Methods: A total of 103 patients were enrolled across four international centers to undergo anatomic ACL reconstruction. Rotatory knee laxity was evaluated preoperatively, both in the awake state and under anesthesia, using the standardized pivot shift test. Two devices were used to quantify rotatory knee laxity; an inertial sensor, measuring the joint acceleration, and an image analysis system, measuring the lateral compartment translation of the tibia. The presence of generalized joint laxity was determined using the Beighton Hypermobility Score. The correlation between the level of generalized joint laxity and the magnitude of rotatory knee laxity was calculated for both the involved knee and the non-involved knee. Further, patients were dichotomized into low (0-4) or high (5-9) Beighton Score groups. Alpha was set at < 0.05.

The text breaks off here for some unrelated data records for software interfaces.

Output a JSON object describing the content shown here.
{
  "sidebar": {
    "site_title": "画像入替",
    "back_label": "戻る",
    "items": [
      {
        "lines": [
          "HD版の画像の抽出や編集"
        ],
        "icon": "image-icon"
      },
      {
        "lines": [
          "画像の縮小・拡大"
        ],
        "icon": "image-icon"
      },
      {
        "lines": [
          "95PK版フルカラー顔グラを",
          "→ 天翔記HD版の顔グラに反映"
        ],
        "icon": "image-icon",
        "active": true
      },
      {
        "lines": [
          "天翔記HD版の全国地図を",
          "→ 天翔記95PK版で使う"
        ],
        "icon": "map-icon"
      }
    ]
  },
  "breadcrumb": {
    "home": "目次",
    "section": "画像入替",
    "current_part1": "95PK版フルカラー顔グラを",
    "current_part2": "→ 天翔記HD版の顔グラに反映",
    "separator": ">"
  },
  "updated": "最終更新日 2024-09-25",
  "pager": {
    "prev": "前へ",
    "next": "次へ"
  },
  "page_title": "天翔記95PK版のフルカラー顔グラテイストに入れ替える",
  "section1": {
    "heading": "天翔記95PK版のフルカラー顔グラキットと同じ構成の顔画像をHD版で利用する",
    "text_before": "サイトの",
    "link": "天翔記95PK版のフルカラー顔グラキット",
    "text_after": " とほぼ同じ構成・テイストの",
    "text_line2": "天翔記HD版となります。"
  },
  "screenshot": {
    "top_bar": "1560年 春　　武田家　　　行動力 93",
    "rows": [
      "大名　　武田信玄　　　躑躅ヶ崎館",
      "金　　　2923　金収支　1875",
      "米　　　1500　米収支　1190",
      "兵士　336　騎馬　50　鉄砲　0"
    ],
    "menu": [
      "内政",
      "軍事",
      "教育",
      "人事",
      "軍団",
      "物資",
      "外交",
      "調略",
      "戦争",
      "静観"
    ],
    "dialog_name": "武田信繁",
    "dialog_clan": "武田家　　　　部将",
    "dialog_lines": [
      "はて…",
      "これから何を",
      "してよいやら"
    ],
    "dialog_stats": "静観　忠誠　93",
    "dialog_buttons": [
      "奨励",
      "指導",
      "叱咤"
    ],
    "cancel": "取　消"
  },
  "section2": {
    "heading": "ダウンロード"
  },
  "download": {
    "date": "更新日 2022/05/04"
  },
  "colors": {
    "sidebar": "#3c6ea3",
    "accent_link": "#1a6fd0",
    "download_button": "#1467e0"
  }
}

Results: Ninety-six patients had complete datasets, 83 and 13 in the low and high Beighton Score groups respectively. In anesthetized patients, there was a significant correlation between the degree of Beighton Score and quantitative pivot shift when analyzing the non-involved knee using the image analysis system (r = 0.235, p < 0.05). When analyzing the same knee, multivariate analysis adjusted for meniscal injury, age and gender revealed an increased odds ratio for patients with increased lateral compartment translation to be part of the high Beighton Score group (OR 1.86, 95% CI 1.10-3.17, p < 0.05). No other correlation was significant. When analyzing the dichotomized subgroups, no significant correlations could be established.

Conclusion: The findings in this study suggest that there is a weak correlation between generalized joint laxity and the contralateral healthy knee, indicating increased rotatory knee laxity in these patients. Generalized joint laxity does not appear to correlate with rotatory knee laxity in ACL-injured knees.

Level of evidence: Prospective cohort study; level of evidence, 2.

Keywords: Anterior cruciate ligament reconstruction; Beighton Score; Generalized joint hypermobility; Generalized joint laxity; Image analysis system; Inertial sensor; Pivot shift test; Rotatory knee laxity.

Publication types

  • Multicenter Study
  • Observational Study

MeSH terms

  • Adolescent
  • Adult
  • Anterior Cruciate Ligament / physiopathology
  • Anterior Cruciate Ligament Injuries / physiopathology*
  • Biomechanical Phenomena
  • Child
  • Female
  • Humans
  • Joint Instability / physiopathology*
  • Knee Joint / physiopathology*
  • Male
  • Physical Examination / instrumentation
  • Prospective Studies
  • Range of Motion, Articular
  • Rotation
  • Rupture / surgery
  • Tibia / surgery
  • Young Adult